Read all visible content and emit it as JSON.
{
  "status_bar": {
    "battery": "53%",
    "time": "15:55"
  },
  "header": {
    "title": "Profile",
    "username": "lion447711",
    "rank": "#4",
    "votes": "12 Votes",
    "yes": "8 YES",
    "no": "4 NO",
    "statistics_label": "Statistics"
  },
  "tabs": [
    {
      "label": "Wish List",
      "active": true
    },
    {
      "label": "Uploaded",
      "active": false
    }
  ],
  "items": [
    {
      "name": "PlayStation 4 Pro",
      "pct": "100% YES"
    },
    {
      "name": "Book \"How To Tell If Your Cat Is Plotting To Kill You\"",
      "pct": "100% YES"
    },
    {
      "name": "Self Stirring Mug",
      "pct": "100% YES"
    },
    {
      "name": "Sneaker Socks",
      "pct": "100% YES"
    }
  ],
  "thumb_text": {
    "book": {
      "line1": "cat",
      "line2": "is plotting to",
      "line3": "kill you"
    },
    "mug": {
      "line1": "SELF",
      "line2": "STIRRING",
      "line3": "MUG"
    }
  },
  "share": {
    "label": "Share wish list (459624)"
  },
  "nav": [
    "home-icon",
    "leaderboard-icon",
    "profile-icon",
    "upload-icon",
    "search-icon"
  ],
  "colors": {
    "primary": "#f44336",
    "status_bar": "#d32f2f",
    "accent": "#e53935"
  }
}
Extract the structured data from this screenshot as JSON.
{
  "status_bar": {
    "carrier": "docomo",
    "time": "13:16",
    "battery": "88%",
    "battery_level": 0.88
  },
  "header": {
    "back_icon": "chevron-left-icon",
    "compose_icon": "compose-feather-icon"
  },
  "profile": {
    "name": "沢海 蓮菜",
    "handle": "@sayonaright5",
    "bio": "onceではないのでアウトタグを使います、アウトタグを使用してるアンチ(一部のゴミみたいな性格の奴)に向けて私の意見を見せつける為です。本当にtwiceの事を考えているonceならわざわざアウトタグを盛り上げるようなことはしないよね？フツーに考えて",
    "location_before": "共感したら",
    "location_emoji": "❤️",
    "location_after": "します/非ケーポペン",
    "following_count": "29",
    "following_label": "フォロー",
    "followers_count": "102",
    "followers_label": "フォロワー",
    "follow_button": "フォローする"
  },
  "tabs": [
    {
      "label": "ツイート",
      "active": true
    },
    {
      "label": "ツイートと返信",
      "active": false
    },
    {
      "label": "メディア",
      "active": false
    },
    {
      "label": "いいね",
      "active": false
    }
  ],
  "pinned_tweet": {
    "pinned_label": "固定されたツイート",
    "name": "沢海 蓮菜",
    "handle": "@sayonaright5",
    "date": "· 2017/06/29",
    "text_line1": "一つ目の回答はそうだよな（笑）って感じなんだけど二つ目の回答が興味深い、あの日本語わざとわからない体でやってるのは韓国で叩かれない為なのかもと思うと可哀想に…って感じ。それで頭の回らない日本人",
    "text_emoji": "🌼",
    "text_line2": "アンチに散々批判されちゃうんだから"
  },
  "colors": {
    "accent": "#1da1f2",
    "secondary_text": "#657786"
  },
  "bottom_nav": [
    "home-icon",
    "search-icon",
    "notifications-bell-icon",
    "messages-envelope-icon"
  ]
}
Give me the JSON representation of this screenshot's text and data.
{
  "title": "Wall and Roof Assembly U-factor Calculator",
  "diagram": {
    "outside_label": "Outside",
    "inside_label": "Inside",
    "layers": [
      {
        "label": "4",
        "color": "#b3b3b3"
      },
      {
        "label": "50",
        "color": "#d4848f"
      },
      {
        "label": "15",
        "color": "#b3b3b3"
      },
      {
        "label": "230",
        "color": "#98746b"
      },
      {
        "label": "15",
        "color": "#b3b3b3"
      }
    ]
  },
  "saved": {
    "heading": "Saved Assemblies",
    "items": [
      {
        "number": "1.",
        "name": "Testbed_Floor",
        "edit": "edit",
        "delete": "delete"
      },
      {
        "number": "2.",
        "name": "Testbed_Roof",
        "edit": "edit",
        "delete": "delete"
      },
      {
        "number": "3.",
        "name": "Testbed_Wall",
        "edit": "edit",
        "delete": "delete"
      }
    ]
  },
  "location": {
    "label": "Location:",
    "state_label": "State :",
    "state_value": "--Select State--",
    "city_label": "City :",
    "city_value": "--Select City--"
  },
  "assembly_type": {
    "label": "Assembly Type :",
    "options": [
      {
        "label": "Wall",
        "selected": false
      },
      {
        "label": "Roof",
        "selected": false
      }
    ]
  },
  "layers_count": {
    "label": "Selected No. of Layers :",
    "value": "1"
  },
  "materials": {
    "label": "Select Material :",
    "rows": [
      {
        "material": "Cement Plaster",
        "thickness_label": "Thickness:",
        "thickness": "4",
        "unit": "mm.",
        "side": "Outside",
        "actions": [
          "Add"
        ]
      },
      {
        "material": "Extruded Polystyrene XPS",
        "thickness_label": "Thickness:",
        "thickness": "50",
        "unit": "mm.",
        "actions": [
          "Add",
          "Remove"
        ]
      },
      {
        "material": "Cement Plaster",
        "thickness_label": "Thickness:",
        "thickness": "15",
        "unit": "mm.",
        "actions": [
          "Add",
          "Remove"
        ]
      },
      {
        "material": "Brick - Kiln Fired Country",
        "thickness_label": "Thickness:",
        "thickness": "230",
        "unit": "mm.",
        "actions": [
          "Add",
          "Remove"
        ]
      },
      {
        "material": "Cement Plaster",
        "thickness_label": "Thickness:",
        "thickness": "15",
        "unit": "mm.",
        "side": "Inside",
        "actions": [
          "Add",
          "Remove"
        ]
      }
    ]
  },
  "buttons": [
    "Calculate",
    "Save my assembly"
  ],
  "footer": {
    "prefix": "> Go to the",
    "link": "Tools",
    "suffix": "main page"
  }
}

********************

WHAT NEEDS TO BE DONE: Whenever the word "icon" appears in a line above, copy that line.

TASK RESPONSE:
    "home-icon",
    "leaderboard-icon",
    "profile-icon",
    "upload-icon",
    "search-icon"
    "back_icon": "chevron-left-icon",
    "compose_icon": "compose-feather-icon"
    "home-icon",
    "search-icon",
    "notifications-bell-icon",
    "messages-envelope-icon"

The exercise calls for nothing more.